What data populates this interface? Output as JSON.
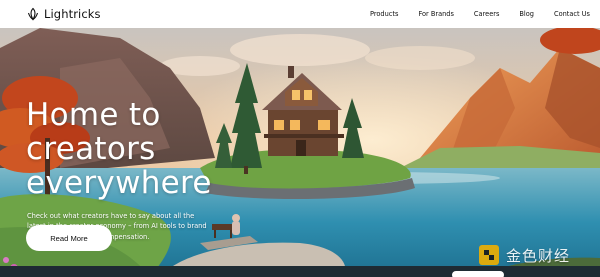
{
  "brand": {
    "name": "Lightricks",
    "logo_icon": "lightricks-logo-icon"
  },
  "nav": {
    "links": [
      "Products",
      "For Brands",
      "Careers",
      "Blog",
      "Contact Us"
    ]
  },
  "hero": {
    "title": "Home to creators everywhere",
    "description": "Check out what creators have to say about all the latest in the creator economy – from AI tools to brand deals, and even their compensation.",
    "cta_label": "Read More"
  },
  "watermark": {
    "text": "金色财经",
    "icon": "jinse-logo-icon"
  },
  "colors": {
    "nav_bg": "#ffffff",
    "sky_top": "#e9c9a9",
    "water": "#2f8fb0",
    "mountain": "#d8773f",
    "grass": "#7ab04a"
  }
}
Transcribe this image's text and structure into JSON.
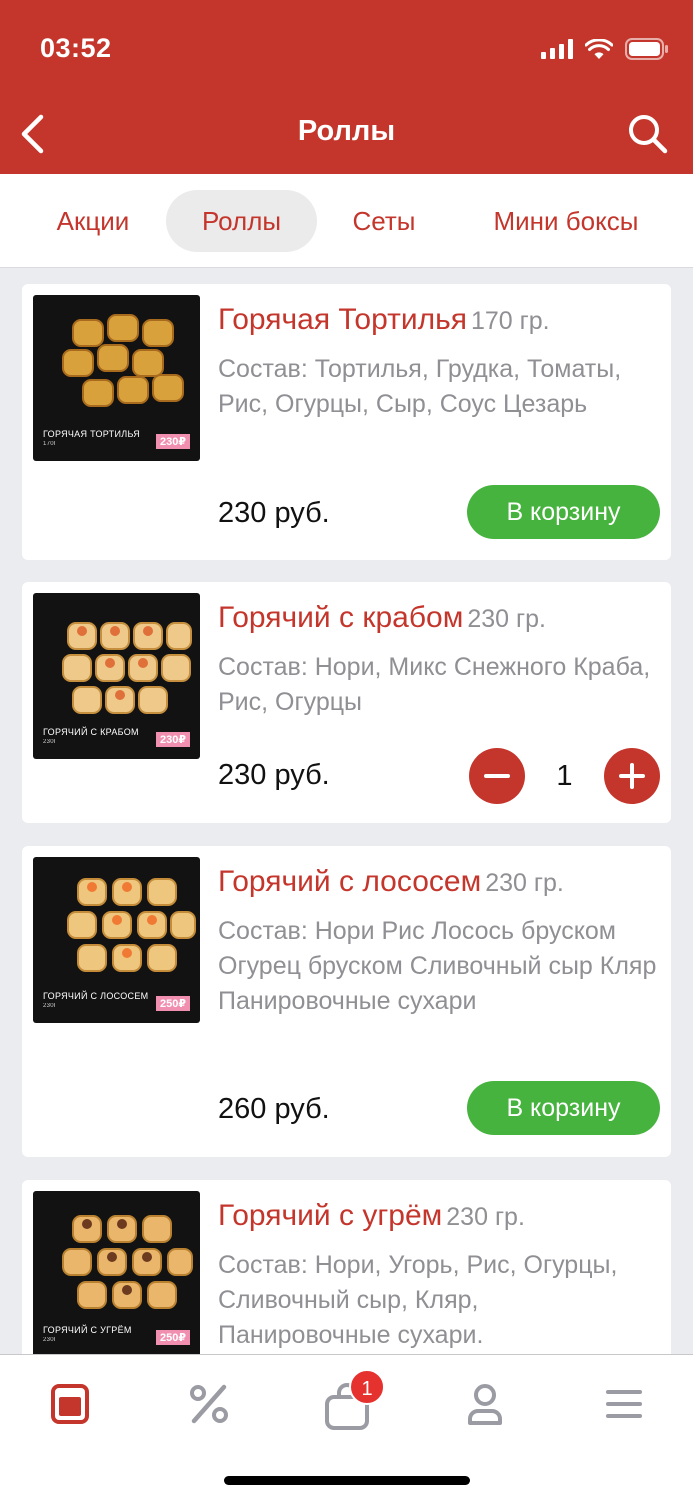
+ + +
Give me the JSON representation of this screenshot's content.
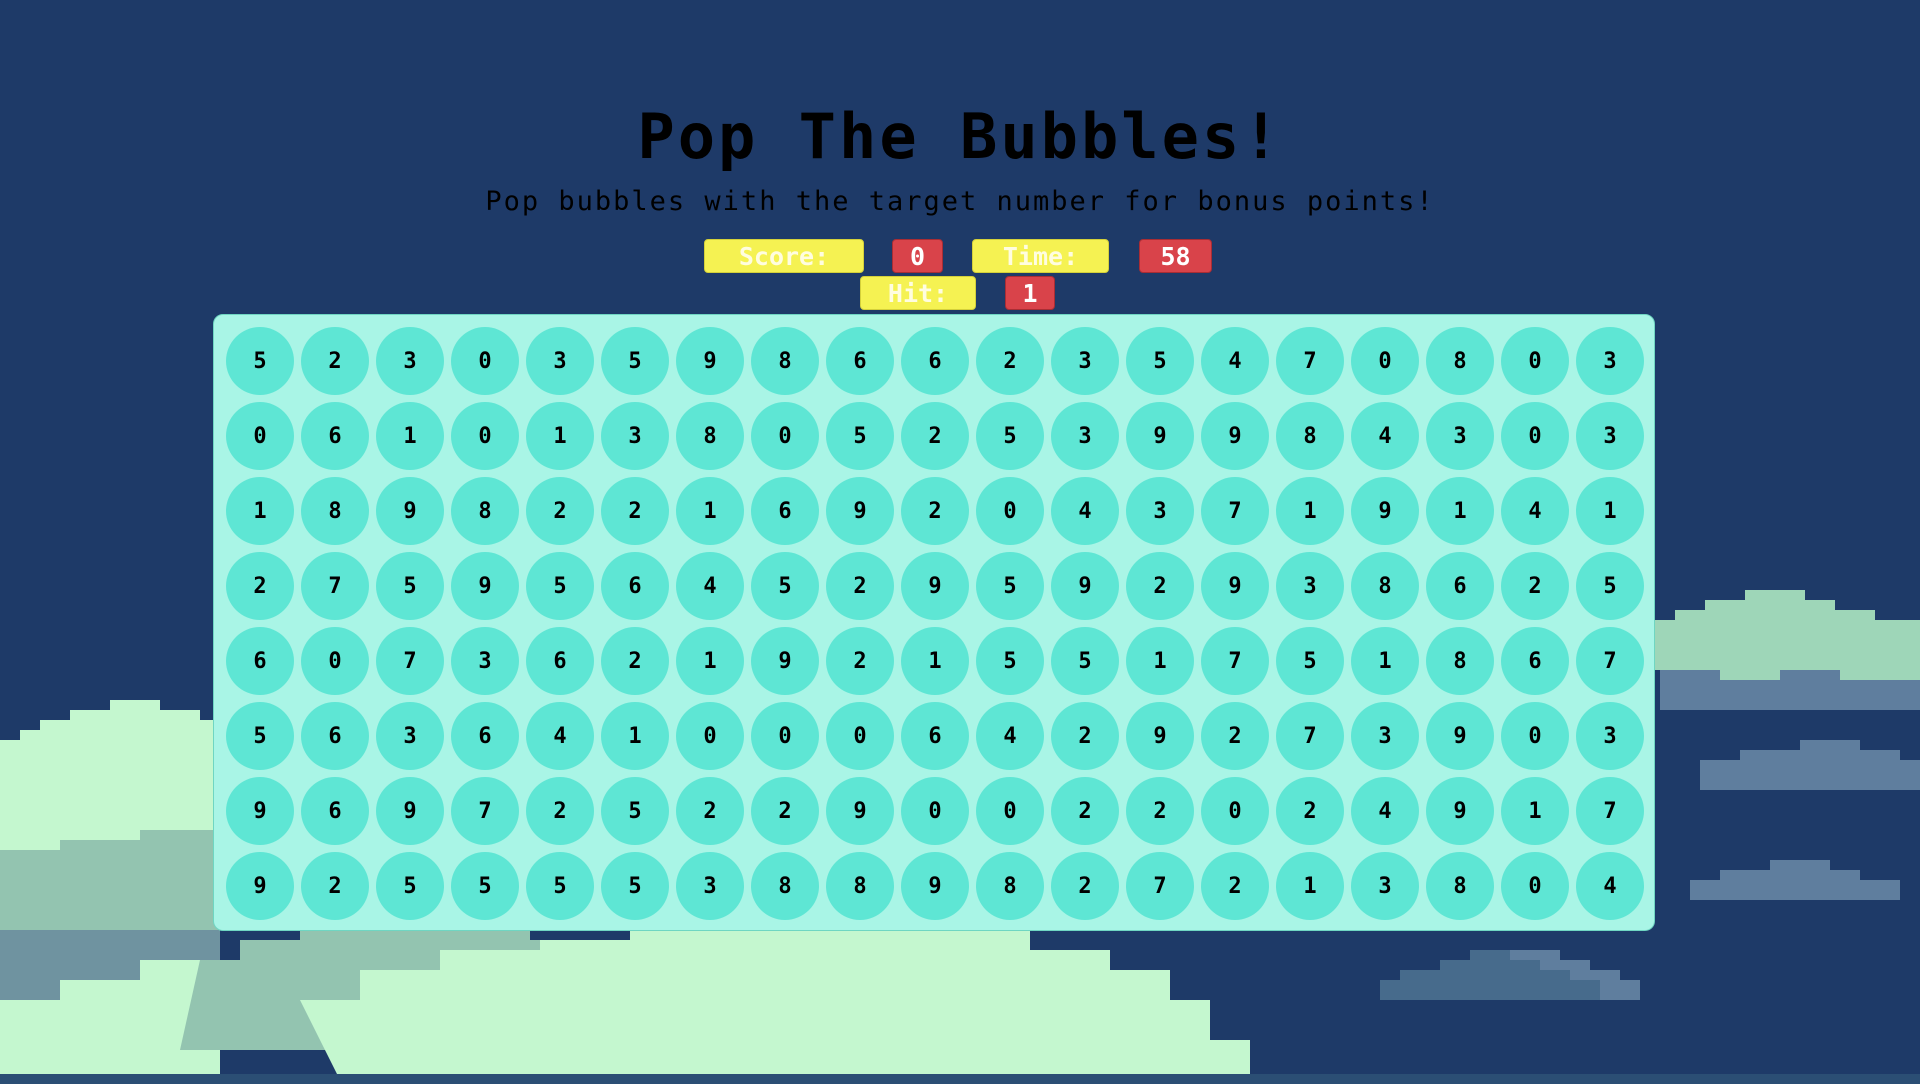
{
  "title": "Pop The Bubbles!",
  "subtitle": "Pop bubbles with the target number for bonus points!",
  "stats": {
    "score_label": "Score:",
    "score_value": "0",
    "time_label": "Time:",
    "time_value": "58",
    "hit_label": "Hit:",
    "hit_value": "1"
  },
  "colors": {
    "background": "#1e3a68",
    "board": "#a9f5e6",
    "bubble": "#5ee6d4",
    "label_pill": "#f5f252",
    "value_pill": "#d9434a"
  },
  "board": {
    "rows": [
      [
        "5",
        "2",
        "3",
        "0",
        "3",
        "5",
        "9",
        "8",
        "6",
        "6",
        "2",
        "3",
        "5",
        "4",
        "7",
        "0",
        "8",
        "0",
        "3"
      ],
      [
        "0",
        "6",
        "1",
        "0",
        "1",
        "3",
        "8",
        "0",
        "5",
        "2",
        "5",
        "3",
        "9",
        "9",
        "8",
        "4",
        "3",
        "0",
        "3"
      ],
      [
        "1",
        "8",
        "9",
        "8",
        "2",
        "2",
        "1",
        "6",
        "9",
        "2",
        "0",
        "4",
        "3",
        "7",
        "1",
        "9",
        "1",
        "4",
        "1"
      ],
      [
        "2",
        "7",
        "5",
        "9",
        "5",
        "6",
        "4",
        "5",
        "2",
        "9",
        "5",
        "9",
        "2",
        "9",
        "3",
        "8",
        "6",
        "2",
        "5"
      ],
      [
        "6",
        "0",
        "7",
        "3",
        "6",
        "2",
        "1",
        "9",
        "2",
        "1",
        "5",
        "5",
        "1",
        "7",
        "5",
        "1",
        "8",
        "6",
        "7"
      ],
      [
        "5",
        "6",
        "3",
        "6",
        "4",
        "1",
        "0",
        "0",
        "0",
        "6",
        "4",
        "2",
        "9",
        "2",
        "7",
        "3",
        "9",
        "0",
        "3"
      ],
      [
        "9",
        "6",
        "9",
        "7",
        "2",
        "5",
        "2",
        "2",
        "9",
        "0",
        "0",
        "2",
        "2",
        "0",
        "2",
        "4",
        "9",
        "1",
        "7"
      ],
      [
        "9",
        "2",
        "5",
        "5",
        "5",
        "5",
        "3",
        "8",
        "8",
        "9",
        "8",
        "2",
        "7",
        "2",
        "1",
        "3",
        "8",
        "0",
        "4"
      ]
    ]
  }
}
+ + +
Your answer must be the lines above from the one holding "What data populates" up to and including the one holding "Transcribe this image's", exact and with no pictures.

What data populates this interface? Output as JSON.
{
  "brand": {
    "name": "Lightricks",
    "logo_icon": "lightricks-logo-icon"
  },
  "nav": {
    "links": [
      "Products",
      "For Brands",
      "Careers",
      "Blog",
      "Contact Us"
    ]
  },
  "hero": {
    "title": "Home to creators everywhere",
    "description": "Check out what creators have to say about all the latest in the creator economy – from AI tools to brand deals, and even their compensation.",
    "cta_label": "Read More"
  },
  "watermark": {
    "text": "金色财经",
    "icon": "jinse-logo-icon"
  },
  "colors": {
    "nav_bg": "#ffffff",
    "sky_top": "#e9c9a9",
    "water": "#2f8fb0",
    "mountain": "#d8773f",
    "grass": "#7ab04a"
  }
}
Transcribe this image's text and structure into JSON.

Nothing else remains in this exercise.